DATASET RECORDS Start Marker

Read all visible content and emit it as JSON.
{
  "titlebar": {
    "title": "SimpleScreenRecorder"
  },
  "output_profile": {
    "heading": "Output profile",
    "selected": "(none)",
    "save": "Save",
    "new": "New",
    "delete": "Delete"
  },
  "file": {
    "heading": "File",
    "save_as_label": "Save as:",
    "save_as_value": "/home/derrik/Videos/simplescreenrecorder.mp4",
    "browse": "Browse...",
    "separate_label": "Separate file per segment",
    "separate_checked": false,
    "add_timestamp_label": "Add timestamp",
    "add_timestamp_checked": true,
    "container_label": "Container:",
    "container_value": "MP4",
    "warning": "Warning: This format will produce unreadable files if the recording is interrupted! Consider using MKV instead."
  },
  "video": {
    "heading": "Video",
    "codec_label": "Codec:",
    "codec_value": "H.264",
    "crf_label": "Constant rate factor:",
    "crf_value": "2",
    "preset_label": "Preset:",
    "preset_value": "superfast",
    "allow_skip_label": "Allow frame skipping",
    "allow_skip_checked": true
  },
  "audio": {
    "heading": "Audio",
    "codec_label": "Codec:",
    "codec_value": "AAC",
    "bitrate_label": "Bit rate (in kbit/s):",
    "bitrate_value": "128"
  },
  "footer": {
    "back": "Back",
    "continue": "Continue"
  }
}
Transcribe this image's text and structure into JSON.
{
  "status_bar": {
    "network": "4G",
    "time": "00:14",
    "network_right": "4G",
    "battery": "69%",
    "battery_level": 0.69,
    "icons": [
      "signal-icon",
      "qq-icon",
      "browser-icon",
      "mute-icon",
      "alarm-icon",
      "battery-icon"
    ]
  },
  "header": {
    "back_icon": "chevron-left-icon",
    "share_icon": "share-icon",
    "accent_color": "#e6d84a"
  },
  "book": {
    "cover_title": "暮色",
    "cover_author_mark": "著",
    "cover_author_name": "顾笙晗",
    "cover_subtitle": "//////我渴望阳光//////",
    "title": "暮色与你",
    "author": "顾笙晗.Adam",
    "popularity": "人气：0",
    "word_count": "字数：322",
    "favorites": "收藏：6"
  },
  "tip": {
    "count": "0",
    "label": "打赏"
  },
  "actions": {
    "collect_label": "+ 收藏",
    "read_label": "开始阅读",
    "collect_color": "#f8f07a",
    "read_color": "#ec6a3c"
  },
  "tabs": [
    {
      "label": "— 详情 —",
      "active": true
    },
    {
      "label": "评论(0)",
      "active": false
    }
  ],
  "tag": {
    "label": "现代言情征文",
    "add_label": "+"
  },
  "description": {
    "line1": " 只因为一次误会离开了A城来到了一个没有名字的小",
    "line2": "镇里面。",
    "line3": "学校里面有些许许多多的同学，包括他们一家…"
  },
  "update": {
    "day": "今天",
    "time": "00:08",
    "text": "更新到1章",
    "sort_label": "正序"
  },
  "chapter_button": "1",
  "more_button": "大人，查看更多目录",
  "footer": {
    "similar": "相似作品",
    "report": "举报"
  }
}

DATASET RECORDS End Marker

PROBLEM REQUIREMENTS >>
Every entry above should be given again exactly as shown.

ANSWER SPACE >>
Read all visible content and emit it as JSON.
{
  "titlebar": {
    "title": "SimpleScreenRecorder"
  },
  "output_profile": {
    "heading": "Output profile",
    "selected": "(none)",
    "save": "Save",
    "new": "New",
    "delete": "Delete"
  },
  "file": {
    "heading": "File",
    "save_as_label": "Save as:",
    "save_as_value": "/home/derrik/Videos/simplescreenrecorder.mp4",
    "browse": "Browse...",
    "separate_label": "Separate file per segment",
    "separate_checked": false,
    "add_timestamp_label": "Add timestamp",
    "add_timestamp_checked": true,
    "container_label": "Container:",
    "container_value": "MP4",
    "warning": "Warning: This format will produce unreadable files if the recording is interrupted! Consider using MKV instead."
  },
  "video": {
    "heading": "Video",
    "codec_label": "Codec:",
    "codec_value": "H.264",
    "crf_label": "Constant rate factor:",
    "crf_value": "2",
    "preset_label": "Preset:",
    "preset_value": "superfast",
    "allow_skip_label": "Allow frame skipping",
    "allow_skip_checked": true
  },
  "audio": {
    "heading": "Audio",
    "codec_label": "Codec:",
    "codec_value": "AAC",
    "bitrate_label": "Bit rate (in kbit/s):",
    "bitrate_value": "128"
  },
  "footer": {
    "back": "Back",
    "continue": "Continue"
  }
}
Transcribe this image's text and structure into JSON.
{
  "status_bar": {
    "network": "4G",
    "time": "00:14",
    "network_right": "4G",
    "battery": "69%",
    "battery_level": 0.69,
    "icons": [
      "signal-icon",
      "qq-icon",
      "browser-icon",
      "mute-icon",
      "alarm-icon",
      "battery-icon"
    ]
  },
  "header": {
    "back_icon": "chevron-left-icon",
    "share_icon": "share-icon",
    "accent_color": "#e6d84a"
  },
  "book": {
    "cover_title": "暮色",
    "cover_author_mark": "著",
    "cover_author_name": "顾笙晗",
    "cover_subtitle": "//////我渴望阳光//////",
    "title": "暮色与你",
    "author": "顾笙晗.Adam",
    "popularity": "人气：0",
    "word_count": "字数：322",
    "favorites": "收藏：6"
  },
  "tip": {
    "count": "0",
    "label": "打赏"
  },
  "actions": {
    "collect_label": "+ 收藏",
    "read_label": "开始阅读",
    "collect_color": "#f8f07a",
    "read_color": "#ec6a3c"
  },
  "tabs": [
    {
      "label": "— 详情 —",
      "active": true
    },
    {
      "label": "评论(0)",
      "active": false
    }
  ],
  "tag": {
    "label": "现代言情征文",
    "add_label": "+"
  },
  "description": {
    "line1": " 只因为一次误会离开了A城来到了一个没有名字的小",
    "line2": "镇里面。",
    "line3": "学校里面有些许许多多的同学，包括他们一家…"
  },
  "update": {
    "day": "今天",
    "time": "00:08",
    "text": "更新到1章",
    "sort_label": "正序"
  },
  "chapter_button": "1",
  "more_button": "大人，查看更多目录",
  "footer": {
    "similar": "相似作品",
    "report": "举报"
  }
}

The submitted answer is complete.